### Activity
Copy out all lines in the data below containing the string "illustration".

### Dataset records
----

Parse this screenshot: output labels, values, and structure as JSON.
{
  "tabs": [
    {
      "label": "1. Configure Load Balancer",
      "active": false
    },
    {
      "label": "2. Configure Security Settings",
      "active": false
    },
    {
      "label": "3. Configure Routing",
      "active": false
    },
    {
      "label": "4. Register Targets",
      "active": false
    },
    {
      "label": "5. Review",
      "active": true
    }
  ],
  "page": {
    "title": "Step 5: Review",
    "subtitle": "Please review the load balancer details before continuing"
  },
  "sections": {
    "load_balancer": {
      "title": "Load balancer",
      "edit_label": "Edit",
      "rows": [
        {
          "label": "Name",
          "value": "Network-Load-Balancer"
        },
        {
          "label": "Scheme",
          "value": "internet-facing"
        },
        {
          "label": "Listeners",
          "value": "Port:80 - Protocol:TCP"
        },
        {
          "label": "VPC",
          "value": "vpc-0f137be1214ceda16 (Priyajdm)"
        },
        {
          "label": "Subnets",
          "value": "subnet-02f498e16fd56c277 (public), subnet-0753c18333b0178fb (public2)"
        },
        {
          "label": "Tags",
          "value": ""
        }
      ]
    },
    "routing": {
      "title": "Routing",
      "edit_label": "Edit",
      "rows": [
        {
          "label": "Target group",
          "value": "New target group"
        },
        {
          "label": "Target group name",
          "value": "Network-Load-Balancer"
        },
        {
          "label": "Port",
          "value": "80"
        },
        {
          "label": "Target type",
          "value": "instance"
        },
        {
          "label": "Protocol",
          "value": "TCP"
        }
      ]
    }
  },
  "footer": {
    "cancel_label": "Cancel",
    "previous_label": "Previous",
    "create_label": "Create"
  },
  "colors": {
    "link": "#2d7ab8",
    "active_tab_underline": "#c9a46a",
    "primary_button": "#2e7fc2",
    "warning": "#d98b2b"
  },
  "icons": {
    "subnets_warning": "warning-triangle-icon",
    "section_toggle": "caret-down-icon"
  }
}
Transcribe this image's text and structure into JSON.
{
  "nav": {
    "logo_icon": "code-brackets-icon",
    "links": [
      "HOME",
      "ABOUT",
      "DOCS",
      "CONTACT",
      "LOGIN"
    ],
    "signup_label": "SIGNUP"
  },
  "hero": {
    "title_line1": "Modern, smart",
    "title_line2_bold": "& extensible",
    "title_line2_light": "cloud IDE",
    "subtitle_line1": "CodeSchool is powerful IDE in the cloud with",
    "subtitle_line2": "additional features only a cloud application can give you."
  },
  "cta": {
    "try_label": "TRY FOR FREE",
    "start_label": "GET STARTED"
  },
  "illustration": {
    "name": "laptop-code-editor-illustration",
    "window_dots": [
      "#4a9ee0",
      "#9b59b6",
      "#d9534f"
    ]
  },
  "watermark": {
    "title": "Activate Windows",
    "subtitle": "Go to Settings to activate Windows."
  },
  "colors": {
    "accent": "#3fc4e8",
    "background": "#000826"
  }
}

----

### Answer section
  "illustration": {
    "name": "laptop-code-editor-illustration",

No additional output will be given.